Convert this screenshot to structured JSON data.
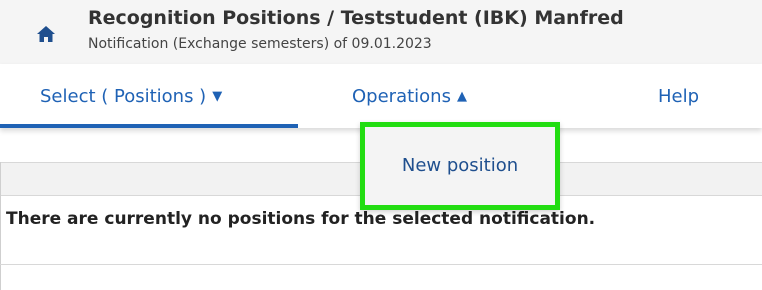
{
  "header": {
    "title": "Recognition Positions  / Teststudent (IBK) Manfred",
    "subtitle": "Notification (Exchange semesters) of 09.01.2023",
    "home_icon": "home-icon"
  },
  "nav": {
    "select_label": "Select ( Positions )",
    "operations_label": "Operations",
    "help_label": "Help",
    "select_caret": "▼",
    "operations_caret": "▲",
    "active_tab": "select"
  },
  "dropdown": {
    "new_position_label": "New position",
    "highlight_color": "#22dd11"
  },
  "content": {
    "empty_message": "There are currently no positions for the selected notification."
  },
  "colors": {
    "accent": "#1f62b5",
    "header_bg": "#f5f5f5"
  }
}
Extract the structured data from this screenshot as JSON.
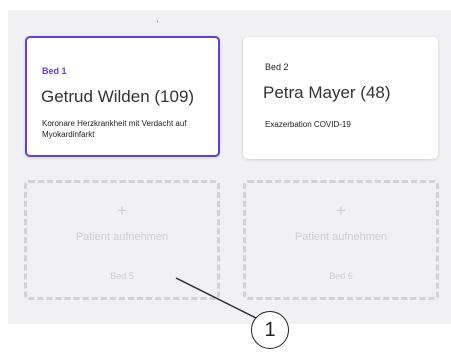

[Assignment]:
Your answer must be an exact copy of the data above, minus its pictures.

[Response]:
Convert this screenshot to structured JSON data.
{
  "header": {
    "title": "Recognition Positions  / Teststudent (IBK) Manfred",
    "subtitle": "Notification (Exchange semesters) of 09.01.2023",
    "home_icon": "home-icon"
  },
  "nav": {
    "select_label": "Select ( Positions )",
    "operations_label": "Operations",
    "help_label": "Help",
    "select_caret": "▼",
    "operations_caret": "▲",
    "active_tab": "select"
  },
  "dropdown": {
    "new_position_label": "New position",
    "highlight_color": "#22dd11"
  },
  "content": {
    "empty_message": "There are currently no positions for the selected notification."
  },
  "colors": {
    "accent": "#1f62b5",
    "header_bg": "#f5f5f5"
  }
}
Extract the structured data from this screenshot as JSON.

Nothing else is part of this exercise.